Terry Dorsett, Executive Director, moderated a panel with the BCNE Regional Coordinators, each sharing highlights of the past year in their regions, showing how the meeting’s theme has become a reality across New England and beyond.
Randall Curtis, the coordinator for Rhode Island, shared about “Hispanic pastors in the state looking at going over to Spain to help support missions in Spain.” Sam Taylor, the coordinator for the Greater Boston area, talked about lunches he has had with small groups of pastors, including multiple ethnic groups like Brazilian pastors and Haitian pastors who are excited and eager to do ministry in the city.
Joe Souza, the ethnic ministry coordinator, noted that “the driving force of ‘the mission field becoming the mission force’ is evangelism.” Souza and his team have been mentoring and training second-generation young adults from various ethnic churches in evangelism and recently traveled to London following their training.
In his report, Dorsett also highlighted the importance of evangelism, speaking from Acts 1:8 and reminding attendees, “We are someone’s ends of the earth.”
“Immigrant churches, historic indigenous churches, and small churches in out-of-the-way locations have become the mission force in New England. They are increasingly moving into leadership roles to help new Englanders reach our Jerusalem, our Judea, our Samaria, and our ends of the earth. Will we be filled with the Holy Spirit and join them in God’s work?”

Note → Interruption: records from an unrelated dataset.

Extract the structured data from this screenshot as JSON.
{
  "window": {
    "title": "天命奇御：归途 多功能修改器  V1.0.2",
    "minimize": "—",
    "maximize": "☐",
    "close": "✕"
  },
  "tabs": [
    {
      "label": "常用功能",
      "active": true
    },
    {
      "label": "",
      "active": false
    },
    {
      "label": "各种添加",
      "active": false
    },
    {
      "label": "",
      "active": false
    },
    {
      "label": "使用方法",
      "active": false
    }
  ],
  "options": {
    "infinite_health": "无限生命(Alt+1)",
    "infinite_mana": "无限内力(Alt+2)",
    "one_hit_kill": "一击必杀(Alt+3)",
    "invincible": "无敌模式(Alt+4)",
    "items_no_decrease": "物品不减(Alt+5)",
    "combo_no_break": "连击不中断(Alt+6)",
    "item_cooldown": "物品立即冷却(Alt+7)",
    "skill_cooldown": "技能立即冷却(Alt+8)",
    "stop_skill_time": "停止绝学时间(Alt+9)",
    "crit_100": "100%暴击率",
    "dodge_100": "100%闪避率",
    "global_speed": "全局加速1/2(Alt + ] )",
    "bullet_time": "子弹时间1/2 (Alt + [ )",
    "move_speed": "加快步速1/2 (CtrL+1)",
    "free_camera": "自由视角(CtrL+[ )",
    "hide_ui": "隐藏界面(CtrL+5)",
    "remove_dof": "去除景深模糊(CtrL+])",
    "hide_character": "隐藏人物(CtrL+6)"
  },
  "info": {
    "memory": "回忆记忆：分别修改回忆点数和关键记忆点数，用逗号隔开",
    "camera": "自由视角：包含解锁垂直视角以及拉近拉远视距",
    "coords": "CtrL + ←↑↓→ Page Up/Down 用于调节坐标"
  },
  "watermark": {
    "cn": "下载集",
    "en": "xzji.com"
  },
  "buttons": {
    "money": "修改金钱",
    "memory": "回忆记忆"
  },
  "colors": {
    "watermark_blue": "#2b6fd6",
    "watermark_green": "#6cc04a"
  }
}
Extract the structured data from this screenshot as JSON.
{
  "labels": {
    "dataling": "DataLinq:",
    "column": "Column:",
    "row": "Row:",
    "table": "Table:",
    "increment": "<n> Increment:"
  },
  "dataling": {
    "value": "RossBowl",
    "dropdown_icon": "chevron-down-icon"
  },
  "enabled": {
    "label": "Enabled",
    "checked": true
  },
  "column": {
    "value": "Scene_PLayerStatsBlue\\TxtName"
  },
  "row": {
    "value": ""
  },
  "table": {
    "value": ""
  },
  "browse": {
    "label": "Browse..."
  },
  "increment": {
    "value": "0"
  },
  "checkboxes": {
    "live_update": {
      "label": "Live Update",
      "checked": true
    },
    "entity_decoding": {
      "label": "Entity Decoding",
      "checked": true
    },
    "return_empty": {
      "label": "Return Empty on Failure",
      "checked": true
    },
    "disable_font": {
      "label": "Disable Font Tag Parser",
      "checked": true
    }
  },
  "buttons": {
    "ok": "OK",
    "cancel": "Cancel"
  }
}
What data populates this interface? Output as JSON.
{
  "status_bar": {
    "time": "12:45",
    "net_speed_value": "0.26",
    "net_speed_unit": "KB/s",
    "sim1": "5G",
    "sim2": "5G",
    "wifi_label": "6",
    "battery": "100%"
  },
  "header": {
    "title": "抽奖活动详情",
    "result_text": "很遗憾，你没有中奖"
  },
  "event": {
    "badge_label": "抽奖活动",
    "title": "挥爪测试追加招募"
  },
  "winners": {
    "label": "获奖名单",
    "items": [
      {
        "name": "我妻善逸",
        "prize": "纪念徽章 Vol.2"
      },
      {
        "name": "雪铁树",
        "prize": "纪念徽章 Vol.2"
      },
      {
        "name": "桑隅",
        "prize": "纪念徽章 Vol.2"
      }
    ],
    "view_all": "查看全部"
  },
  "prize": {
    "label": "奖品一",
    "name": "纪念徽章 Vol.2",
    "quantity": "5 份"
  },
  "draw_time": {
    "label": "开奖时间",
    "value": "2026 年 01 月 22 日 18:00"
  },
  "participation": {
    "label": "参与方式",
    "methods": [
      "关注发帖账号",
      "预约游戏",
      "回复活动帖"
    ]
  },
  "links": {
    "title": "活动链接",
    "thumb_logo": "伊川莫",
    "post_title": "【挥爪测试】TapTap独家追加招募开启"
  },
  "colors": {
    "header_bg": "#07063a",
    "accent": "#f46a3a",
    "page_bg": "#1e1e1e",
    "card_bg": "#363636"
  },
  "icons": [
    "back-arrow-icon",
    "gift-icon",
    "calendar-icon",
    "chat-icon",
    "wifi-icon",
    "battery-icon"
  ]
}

In a unanimous vote, Steven Woodard and Lierte Soares, Jr. were re-elected as president and vice president, respectively, and representatives approved a $3,077,831 budget for 2023, an increase over last year’s budget. The amount forwarded to national Cooperative Program missions and ministries will remain at 20 percent.
Next year’s annual meeting will be held Nov. 3-4, 2023, in New Hampshire.